◆ **WHAT IS REQUIRED**
Check the data underneath for lines holding the word "true", and state only how many you find.
____
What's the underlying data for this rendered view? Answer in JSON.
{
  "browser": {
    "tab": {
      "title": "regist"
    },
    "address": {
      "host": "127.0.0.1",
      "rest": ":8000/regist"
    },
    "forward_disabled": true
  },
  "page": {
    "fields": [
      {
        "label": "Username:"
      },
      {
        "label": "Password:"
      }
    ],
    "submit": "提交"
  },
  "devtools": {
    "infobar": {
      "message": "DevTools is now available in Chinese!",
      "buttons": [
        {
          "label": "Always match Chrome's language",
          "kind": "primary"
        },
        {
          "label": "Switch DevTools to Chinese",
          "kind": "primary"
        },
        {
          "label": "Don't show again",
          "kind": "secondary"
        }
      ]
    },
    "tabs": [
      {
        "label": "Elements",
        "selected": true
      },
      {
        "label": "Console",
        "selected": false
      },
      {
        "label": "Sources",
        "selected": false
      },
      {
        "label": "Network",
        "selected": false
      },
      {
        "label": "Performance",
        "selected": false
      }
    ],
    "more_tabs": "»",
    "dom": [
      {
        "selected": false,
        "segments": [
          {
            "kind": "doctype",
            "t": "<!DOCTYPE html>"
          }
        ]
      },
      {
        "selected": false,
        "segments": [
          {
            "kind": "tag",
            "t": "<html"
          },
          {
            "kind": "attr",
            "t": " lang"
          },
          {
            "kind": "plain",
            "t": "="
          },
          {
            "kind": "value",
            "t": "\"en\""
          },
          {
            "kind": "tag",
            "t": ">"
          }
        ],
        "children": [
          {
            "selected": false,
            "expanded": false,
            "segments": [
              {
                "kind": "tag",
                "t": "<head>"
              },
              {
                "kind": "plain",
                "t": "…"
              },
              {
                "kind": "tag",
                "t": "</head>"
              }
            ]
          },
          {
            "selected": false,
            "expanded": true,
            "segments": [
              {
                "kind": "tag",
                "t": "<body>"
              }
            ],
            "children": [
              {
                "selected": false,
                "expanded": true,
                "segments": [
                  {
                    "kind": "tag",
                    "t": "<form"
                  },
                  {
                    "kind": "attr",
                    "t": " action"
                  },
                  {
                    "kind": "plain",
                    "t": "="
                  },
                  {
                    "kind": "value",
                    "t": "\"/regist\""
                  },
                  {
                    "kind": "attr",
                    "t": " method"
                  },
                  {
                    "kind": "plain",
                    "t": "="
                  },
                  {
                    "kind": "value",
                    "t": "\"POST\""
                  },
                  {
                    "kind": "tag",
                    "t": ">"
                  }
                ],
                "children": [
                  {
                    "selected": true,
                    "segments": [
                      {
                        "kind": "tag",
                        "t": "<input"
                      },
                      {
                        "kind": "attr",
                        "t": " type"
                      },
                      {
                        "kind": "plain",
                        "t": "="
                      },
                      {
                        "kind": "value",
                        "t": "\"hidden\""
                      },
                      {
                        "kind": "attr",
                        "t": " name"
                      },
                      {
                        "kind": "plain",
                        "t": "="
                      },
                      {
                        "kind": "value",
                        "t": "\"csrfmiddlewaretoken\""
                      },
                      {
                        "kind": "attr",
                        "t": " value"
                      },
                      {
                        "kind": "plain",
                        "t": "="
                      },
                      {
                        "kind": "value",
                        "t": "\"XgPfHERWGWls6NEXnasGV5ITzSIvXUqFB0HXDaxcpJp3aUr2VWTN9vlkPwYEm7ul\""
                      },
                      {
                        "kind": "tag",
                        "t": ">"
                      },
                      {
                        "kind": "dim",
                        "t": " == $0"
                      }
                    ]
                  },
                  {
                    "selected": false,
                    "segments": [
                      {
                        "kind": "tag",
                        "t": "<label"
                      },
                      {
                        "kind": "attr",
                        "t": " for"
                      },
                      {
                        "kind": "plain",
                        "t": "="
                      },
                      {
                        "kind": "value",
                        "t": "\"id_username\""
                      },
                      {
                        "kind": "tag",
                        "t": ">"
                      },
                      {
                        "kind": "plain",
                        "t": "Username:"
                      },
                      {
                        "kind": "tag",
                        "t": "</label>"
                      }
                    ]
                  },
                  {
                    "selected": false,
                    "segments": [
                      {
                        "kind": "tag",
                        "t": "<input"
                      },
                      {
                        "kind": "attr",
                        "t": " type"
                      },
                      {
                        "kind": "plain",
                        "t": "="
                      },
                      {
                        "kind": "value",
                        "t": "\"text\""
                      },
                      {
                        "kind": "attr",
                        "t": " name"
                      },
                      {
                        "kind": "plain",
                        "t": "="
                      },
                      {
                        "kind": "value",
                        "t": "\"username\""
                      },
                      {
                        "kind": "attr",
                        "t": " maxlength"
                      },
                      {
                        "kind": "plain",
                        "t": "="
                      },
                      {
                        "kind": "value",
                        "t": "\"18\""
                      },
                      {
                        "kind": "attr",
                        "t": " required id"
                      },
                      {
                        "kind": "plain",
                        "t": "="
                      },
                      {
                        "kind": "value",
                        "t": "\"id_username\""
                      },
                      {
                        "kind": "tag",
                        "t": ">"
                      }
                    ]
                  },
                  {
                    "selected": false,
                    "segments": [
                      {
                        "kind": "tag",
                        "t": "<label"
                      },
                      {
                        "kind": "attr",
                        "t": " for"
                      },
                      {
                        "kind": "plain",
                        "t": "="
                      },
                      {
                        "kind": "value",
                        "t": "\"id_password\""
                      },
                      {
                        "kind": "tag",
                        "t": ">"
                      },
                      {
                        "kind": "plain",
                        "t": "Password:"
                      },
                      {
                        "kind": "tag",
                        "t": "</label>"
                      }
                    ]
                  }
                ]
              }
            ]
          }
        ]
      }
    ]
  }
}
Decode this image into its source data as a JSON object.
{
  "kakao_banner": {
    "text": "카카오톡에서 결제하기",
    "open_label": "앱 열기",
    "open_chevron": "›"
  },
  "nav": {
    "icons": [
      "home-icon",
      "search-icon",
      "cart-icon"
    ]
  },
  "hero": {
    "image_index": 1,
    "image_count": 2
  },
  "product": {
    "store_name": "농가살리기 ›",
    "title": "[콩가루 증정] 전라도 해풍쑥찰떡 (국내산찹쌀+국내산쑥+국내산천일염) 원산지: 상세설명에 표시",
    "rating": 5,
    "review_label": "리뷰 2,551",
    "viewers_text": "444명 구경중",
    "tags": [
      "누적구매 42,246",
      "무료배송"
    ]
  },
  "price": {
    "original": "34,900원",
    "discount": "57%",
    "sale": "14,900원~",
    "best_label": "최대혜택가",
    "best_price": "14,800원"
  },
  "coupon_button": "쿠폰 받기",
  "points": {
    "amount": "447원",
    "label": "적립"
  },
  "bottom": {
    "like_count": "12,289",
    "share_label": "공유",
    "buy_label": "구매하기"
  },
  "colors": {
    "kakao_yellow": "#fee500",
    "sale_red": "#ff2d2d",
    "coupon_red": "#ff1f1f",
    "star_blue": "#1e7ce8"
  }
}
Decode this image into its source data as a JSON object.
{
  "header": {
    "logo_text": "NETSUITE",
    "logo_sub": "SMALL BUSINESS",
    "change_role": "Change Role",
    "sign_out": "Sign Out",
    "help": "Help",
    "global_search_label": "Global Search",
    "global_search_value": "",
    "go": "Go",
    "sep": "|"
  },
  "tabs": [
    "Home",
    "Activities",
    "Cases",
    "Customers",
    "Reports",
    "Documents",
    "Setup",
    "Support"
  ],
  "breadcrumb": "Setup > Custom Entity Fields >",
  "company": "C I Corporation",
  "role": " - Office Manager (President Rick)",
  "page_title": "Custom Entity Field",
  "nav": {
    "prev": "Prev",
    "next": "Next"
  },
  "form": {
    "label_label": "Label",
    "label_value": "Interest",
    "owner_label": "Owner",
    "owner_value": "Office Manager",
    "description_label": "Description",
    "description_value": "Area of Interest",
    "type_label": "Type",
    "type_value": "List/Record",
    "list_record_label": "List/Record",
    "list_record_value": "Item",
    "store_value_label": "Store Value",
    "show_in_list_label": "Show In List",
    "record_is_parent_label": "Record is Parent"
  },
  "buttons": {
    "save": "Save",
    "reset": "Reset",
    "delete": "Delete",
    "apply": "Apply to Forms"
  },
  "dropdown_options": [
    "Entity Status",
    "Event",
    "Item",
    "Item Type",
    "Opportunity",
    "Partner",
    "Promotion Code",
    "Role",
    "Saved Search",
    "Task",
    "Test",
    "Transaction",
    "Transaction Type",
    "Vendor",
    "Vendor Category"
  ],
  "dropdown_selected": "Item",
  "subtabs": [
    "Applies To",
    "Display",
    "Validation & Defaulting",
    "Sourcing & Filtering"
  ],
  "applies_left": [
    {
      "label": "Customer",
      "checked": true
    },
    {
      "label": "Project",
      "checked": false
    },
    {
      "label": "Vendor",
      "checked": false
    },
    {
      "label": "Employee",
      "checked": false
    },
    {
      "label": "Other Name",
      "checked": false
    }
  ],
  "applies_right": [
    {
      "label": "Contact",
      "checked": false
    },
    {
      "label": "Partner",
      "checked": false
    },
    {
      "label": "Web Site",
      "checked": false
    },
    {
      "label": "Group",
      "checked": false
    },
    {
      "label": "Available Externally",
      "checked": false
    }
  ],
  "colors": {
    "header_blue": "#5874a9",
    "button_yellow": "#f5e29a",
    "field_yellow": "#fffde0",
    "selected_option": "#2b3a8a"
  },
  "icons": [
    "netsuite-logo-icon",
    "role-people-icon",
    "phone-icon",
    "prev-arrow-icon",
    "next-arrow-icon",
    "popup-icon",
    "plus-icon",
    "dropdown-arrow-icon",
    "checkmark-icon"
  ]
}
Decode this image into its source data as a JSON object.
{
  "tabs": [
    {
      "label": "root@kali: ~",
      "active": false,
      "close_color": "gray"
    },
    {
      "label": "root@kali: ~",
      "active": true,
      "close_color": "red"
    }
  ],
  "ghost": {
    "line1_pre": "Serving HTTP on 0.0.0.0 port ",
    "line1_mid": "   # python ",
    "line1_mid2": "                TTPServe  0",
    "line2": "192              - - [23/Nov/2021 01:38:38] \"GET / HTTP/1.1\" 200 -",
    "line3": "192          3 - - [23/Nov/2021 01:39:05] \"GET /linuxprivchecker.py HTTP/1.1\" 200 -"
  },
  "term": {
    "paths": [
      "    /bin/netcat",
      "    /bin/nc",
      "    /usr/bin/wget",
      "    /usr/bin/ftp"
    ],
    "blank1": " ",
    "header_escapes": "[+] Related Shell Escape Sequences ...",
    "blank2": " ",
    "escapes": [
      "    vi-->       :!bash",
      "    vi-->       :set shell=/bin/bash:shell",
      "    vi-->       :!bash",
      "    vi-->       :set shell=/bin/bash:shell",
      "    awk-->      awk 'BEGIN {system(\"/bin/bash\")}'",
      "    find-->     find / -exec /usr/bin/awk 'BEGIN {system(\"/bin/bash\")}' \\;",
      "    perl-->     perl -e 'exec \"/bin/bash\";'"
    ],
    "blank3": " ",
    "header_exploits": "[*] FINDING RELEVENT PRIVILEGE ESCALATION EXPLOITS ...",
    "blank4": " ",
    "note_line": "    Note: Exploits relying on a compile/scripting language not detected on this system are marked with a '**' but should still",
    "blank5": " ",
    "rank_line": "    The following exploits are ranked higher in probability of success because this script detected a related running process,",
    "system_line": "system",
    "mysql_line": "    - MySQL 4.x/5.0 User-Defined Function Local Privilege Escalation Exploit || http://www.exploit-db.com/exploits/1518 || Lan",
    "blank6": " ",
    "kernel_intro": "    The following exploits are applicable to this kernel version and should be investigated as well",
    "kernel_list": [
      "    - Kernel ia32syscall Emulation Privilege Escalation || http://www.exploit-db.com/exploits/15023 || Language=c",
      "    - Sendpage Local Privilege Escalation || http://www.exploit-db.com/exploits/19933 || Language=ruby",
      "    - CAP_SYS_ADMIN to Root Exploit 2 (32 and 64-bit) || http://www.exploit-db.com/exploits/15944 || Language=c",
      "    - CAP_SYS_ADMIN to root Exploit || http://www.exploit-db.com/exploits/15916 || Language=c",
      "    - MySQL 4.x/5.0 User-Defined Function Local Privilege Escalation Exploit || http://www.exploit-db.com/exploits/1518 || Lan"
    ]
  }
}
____
◆ **ANSWER BELOW**
7